Your Next Small Step
David Freund, Chief Leadership Officer
Last week I wrote about the challenge that President John F. Kennedy gave during a speech at Rice University on September 12th, 1962. We as a nation embraced that challenge, and on July 20th, 1969, Neil Armstrong walked on the surface of the moon. In last week’s post, I referenced the iterative process that was used to achieve that amazing feat. I also ended my post with this question; Do we still have the “right stuff” to achieve the perceived impossible? This week I would like to address the process they used and my final question.
Between September 1962 and July 1969, America’s best and brightest accomplished the impossible. It was impossible because nobody had any idea how to accomplish it. The “know-how” didn’t exist. What did exist was the know-how to do the next thing, and the next thing would lead to the impossible. My mentor Paul Martinelli often refers to this five-step success model:
What Paul is sharing is Iterative Problem Solving. We have an idea or a dream that may appear impossible. That dream leads us to a first step, and we test it out. We fail, learn from our mistakes, make some improvements, and start over. By repeating this process over and over until one day, perhaps even before we know it, we achieve the impossible. It’s really that simple.

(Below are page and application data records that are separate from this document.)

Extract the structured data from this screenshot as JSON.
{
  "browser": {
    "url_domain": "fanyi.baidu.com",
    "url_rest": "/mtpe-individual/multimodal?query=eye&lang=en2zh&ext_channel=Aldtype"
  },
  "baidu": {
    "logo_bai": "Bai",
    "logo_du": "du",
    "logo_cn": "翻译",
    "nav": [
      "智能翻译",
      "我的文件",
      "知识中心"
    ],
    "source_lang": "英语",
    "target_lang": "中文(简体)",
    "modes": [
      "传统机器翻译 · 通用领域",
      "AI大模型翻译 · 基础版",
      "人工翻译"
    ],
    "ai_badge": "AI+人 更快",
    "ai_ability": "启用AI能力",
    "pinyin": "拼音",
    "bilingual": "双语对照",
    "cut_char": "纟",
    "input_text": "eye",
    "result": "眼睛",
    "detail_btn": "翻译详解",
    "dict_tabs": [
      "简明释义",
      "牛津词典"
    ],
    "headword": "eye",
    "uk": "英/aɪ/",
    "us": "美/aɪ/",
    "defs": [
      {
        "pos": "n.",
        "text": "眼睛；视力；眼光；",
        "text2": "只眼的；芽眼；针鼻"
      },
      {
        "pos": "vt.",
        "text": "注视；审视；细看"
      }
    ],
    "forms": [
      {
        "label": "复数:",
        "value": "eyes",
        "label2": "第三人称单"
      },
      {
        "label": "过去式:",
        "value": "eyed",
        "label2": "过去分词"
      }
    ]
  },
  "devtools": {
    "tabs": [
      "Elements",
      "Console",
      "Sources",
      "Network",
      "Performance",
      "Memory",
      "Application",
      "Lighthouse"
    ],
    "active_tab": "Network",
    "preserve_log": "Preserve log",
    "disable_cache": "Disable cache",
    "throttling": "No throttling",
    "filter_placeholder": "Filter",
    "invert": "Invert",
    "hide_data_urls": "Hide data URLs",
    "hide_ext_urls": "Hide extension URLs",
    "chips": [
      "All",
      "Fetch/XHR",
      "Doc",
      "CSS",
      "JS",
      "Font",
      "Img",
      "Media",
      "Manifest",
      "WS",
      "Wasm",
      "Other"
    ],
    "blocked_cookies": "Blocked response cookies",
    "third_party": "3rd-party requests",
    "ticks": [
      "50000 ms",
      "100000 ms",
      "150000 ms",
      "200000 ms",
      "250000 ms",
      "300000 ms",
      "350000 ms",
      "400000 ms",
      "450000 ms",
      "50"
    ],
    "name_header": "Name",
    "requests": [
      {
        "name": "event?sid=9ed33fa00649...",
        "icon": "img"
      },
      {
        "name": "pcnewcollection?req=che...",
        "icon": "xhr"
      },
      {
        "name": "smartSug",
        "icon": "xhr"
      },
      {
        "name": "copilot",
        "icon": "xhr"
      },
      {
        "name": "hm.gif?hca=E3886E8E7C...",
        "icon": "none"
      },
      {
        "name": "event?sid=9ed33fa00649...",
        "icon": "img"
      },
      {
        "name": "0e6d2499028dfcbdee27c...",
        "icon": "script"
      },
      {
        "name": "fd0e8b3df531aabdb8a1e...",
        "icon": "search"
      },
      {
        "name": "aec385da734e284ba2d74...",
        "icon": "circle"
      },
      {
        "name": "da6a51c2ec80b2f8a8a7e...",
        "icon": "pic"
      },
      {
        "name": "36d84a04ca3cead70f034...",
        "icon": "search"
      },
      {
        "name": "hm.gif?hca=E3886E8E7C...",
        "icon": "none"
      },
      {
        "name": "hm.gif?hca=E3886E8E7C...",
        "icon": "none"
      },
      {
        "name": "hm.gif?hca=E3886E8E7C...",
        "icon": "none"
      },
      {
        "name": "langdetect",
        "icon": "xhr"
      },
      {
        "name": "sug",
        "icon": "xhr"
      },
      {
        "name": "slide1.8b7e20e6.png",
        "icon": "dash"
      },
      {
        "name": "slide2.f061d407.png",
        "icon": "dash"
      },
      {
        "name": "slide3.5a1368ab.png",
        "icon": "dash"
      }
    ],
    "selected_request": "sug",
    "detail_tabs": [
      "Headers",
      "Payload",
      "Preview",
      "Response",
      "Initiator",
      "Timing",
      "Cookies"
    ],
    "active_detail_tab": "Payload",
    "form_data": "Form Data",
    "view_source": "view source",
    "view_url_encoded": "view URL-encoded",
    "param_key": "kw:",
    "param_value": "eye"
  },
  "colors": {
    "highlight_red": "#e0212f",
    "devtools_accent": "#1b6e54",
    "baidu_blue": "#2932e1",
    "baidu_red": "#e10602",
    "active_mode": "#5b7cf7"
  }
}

I know your next question is likely to be why don’t more people achieve the impossible? It’s because they quit. As soon as the going gets rough, they quit. People start criticizing them, or people point out a failure, and they give up on their dream. They give in to the assessments and opinions of others. Now let’s not be too quick to judge; we all do it to some degree. Let’s break the cycle of defeat and use Paul’s model: Test, Fail, Learn, Improve, and Re-enter. They are just small steps, but remember what Neil Armstrong said, “One small step for man. One giant leap for mankind.”
I think we still have the right stuff. It is buried under mountains of critical social media and a society that falls prey to mediocrity, self-defeat, and low expectations. It’s time to awaken the American can-do spirit. In terms of returning to the moon, NASA Is planning to visit the South Pole of the moon in 2024, but SpaceX, a private company owned by Elon Musk, might just beat them to it. We have so many opportunities all around us. Perhaps the greatest is to remove the mountain of garbage dumped on us daily. Let’s use an iterative process to stop the negativity, mediocrity, and low expectations. Expect and encourage excellence daily—in ourselves and others. Lift others up and be kind. Dream big—and one of these days, you just might achieve the impossible. What small step are you willing to take? It might be a giant leap for mankind.
Please join Marisa and me on Episode 112 of The Next Page as we take a deeper look into how this process of achieving the “impossible” works.